Watch Rabbi Sacks’ Shavuot video message, entitled ‘Seasons of Love’, below.
If you look at the Shalosh Regalim, the three pilgrimage festivals, you find something very remarkable, specifically if you look at the megilla that we read on each.
On Pesach we read Shir HaShirim, the song of songs. On Shavuot we read Megilat Ruth, the book of Ruth. And on Sukkot we read Kohelet, the book of Ecclesiastes. And the fascinating thing about those three megilot is that they’re all about love. But they’re about different seasons of love. So Shir HaShirim, the Song of Songs, is about love in the springtime, love when you’re young. The whole book of Shir HaShirim is a duet between two lovers who are obsessed with one another. There’s no mention in the whole book about marriage, children setting up home, responsibilities to the future; all there is is their passion for one another.
Turn to Kohelet, at the other extreme, Kohelet is about the autumn of the year, and it is about the autumn of life. The author of Kohelet is now an old man – Kohelet contains one of the most moving descriptions of old age in all of literature. And he’s looking back and he’s asking what really was worthwhile. And in the end it wasn’t all the houses he built, or the possessions you accumulated. He says, “Re’eh chayim im isha asher ahavta,” “See life with the woman you love.” This is love grown old, grown serene, but it’s still love in the autumn.
Between the two though, at the threshold of summer, is the story of Ruth. Love as chessed, loving-kindness, love as deed. And it is that chessed that, according to the sages, permeates the book from beginning to end. The chessed that Ruth had to her mother-in-law whom she sees as bereaved and bereft, and returning alone to her people, and she says, no, you can’t go alone. I will not leave you. And then Boaz, moved by this kindness he sees on the part of Ruth, and that moves him to extraordinary kindness of his own, taking her as his wife, caring for Naomi, and making sure that they will have a marriage, which will have children, which in the end, four generations down the line has David haMelech, the greatest of Israel’s kings.
This is love as loyalty. This is love as chessed. When [William] Tyndale in 1535 sat down to write the first full English translation of the Hebrew Bible, he had to coin a new word, loving kindness, to translate that word, chessed, which is the very essence of the book of Ruth. And it is that chessed that epitomises the relationship of Israel and God that happened on Shavuot at Mount Sinai.
What happened on that extraordinary moment when God made a covenant with a people was described by the Prophet Hersa as an erusin, “ve’erastich li”, I betrothed you to me forever, I betroth you to me in justice and righteousness and kindness and compassion. I betroth you to me in faith, and you will know the Lord.” That is faith as marriage, love as loyalty, and that is what Shavuot is all about.
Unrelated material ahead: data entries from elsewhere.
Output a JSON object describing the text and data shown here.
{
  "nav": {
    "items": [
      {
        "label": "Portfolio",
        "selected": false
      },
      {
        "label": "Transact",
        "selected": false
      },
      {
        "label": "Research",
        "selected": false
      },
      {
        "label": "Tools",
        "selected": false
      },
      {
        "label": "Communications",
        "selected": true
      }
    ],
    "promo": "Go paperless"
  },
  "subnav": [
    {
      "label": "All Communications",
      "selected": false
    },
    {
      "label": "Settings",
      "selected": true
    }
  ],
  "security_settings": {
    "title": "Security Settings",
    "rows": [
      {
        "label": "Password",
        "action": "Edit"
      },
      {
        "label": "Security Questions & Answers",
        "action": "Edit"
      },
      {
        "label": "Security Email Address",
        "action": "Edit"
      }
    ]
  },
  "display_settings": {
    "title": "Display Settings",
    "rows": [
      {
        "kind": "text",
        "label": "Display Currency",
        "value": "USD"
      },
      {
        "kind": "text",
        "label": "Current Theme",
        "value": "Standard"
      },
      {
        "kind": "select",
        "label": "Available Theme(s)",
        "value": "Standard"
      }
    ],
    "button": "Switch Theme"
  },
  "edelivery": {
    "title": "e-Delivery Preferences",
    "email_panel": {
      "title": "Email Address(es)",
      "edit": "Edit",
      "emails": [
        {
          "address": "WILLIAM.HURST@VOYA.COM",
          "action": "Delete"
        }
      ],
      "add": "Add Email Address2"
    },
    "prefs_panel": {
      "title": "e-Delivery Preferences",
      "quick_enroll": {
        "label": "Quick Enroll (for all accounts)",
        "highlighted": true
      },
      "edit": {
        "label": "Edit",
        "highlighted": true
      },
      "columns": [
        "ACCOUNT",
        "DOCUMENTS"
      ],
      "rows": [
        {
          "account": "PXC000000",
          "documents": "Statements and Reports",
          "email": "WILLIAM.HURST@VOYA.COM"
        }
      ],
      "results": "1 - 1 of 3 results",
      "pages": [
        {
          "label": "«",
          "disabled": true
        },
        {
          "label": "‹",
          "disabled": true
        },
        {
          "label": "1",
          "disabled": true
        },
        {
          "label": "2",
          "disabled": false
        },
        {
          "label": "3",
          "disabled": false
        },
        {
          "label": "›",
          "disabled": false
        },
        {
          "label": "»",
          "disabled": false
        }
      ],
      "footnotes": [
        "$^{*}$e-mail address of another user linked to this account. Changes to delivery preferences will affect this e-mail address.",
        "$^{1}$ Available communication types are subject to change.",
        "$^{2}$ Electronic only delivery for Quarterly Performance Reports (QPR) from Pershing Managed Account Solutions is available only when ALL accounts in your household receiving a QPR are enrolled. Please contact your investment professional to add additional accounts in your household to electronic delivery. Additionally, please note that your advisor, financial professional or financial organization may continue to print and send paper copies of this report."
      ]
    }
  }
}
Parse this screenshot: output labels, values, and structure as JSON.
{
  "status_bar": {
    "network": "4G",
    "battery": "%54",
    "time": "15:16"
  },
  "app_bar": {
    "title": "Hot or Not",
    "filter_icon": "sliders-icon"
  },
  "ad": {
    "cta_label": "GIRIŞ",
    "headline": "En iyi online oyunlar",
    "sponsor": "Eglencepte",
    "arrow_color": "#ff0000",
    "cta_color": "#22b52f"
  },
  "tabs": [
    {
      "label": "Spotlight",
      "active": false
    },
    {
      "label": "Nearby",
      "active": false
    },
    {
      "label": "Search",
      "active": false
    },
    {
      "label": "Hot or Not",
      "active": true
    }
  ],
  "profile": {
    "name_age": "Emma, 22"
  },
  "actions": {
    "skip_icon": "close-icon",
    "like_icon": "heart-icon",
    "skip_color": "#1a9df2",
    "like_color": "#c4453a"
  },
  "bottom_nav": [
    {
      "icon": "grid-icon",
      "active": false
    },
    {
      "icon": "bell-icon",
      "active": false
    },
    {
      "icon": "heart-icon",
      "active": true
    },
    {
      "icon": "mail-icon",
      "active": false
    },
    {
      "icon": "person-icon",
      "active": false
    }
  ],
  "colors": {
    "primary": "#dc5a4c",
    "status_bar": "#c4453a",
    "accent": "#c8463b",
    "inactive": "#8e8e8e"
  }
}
In a world where religion is too often associated with extremism, with harshness, with prejudice, and with violence, we would do well to remember that essential message of should epitomised in the book of Ruth, that at the heart of faith is that faithfulness that binds us to one another in the love that is loyalty, and the loyalty that is love. We need more of it today; live it and experience it.